The lottery is a popular way to gamble, and people are spending billions of dollars playing it each year. Some people play because they enjoy it and the entertainment value outweighs the monetary cost, while others believe that winning the lottery is their answer to a better life. However, the fact is that people lose a lot more money than they win when they buy tickets, and the odds of winning are very low. So why do so many people continue to play?
The popularity of the lottery has increased, and its revenue in the US now exceeds $150 billion. Most states have a lottery, and some use it to raise funds for education or other public benefits. In addition, private companies conduct lotteries to promote their products or services. Some states prohibit private lotteries, while others endorse and regulate them.
While the popularity of the lottery has exploded, it is a dangerous form of gambling. It encourages addictive gambling and has been linked to mental illness, substance abuse, and other problems. Moreover, it diverts resources from other public goods and services. The US has no national policy on gambling, but several states have laws banning it or regulating it.
People who participate in lotteries may not have the necessary skills or experience to manage the risks. Moreover, they may not know the rules and regulations of the game, which can lead to fraud or illegal activities. Lottery players also have little control over their winnings, and many lose money in the long run. This can lead to addiction, financial ruin, and family disruptions.
Some people think that the lottery is a good way to increase their wealth and get out of debt. But in reality, it is a waste of time. In the first place, there are no guarantees that you will win, and in the second place, it takes a long time to earn enough money to pay off your debts. Moreover, there are many other ways to get out of debt, such as selling off assets, refinancing your mortgage, or even a bank loan.
The lottery is not a new concept, and it is believed to have started in ancient times. The Roman emperors used to give away property and slaves by lot during Saturnalian parties. In Europe, the earliest records of lotteries that offered tickets and prizes were found in the Low Countries in the 15th century. These lotteries raised funds for town fortifications and to help the poor.

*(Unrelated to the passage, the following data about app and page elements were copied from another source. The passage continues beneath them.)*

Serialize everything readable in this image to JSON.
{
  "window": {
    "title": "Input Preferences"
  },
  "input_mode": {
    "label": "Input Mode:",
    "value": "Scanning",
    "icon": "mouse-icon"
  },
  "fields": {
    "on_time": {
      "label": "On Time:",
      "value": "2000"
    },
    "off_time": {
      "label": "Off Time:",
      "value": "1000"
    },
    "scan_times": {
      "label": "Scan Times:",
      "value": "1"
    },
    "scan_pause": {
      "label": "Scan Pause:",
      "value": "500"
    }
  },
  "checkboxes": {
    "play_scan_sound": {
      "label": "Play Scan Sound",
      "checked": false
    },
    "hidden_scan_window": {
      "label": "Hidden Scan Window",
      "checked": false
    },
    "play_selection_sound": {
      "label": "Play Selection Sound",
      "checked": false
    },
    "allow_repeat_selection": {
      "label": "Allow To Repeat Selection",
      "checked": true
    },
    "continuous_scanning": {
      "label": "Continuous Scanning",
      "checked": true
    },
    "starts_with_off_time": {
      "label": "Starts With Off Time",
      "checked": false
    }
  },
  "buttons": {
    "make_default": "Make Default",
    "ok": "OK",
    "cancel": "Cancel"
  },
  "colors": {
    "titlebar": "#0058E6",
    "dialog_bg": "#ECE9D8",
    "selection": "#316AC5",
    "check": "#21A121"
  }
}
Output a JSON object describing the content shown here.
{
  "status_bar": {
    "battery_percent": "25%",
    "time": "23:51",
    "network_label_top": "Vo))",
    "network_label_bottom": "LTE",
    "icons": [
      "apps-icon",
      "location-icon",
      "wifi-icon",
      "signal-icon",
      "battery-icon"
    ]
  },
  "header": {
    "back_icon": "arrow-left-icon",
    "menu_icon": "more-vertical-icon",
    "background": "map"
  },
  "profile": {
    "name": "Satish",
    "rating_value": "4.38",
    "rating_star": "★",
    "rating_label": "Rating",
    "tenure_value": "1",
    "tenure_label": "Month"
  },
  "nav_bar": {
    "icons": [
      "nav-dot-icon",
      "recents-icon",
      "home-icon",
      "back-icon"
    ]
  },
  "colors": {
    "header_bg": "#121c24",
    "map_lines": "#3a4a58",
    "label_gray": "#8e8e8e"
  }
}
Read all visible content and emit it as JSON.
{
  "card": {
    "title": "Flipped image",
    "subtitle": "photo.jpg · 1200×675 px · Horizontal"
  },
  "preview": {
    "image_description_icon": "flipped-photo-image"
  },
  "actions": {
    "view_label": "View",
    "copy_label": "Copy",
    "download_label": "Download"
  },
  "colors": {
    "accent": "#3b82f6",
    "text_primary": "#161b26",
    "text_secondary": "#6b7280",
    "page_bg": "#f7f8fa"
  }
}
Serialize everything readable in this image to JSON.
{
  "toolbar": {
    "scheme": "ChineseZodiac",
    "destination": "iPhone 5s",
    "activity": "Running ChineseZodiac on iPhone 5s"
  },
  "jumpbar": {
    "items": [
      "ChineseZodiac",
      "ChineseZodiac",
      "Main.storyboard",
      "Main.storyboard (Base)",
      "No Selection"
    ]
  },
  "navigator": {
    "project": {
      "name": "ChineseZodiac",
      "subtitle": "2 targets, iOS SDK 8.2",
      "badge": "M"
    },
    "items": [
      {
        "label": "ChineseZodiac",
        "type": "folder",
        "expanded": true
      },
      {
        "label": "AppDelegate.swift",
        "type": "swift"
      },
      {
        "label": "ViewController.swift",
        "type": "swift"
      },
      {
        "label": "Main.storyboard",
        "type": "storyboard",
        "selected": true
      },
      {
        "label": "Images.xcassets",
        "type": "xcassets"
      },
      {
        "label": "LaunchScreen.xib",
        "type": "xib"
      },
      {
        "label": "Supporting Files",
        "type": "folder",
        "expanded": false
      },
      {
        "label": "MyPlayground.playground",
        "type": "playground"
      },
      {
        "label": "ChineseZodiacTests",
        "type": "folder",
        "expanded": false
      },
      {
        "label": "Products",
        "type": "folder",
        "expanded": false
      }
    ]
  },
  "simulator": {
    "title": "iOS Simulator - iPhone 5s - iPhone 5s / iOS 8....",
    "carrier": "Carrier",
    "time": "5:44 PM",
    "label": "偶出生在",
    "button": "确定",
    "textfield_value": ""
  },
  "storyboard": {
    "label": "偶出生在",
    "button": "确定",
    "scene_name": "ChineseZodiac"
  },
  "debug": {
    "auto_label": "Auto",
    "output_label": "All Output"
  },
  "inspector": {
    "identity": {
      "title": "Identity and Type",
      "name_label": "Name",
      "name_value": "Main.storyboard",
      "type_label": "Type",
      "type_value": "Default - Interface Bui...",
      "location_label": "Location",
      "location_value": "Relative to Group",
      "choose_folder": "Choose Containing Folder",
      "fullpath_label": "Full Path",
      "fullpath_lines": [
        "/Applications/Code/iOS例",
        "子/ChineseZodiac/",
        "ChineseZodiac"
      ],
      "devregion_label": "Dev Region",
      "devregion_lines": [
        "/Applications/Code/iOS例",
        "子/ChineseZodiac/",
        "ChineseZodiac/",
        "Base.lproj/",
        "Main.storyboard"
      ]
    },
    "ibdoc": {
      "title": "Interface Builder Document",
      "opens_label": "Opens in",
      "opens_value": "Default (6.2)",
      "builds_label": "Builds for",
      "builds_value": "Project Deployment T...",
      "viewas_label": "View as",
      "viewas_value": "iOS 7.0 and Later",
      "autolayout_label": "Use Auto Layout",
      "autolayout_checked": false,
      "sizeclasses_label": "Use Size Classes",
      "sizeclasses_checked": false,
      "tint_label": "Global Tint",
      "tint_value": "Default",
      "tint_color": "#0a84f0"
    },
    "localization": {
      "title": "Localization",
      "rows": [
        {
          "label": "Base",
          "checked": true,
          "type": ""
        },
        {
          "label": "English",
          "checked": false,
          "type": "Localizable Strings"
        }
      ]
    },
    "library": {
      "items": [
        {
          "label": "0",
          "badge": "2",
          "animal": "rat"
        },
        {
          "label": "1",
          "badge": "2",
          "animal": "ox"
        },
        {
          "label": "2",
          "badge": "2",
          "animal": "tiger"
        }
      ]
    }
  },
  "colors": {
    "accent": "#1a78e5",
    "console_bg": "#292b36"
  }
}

Today, state-sponsored lotteries are the largest in the world. They offer a variety of games, including instant-win scratch-off tickets and daily games. They can be played on desktop computers, mobile devices, and land-based gaming machines. Moreover, they are regulated by state law and are overseen by a commission or board that delegates responsibilities to lottery divisions. These departments select and train retailers, help them sell and redeem tickets, provide customer support, promote the lottery, and ensure that retailers and players comply with the law.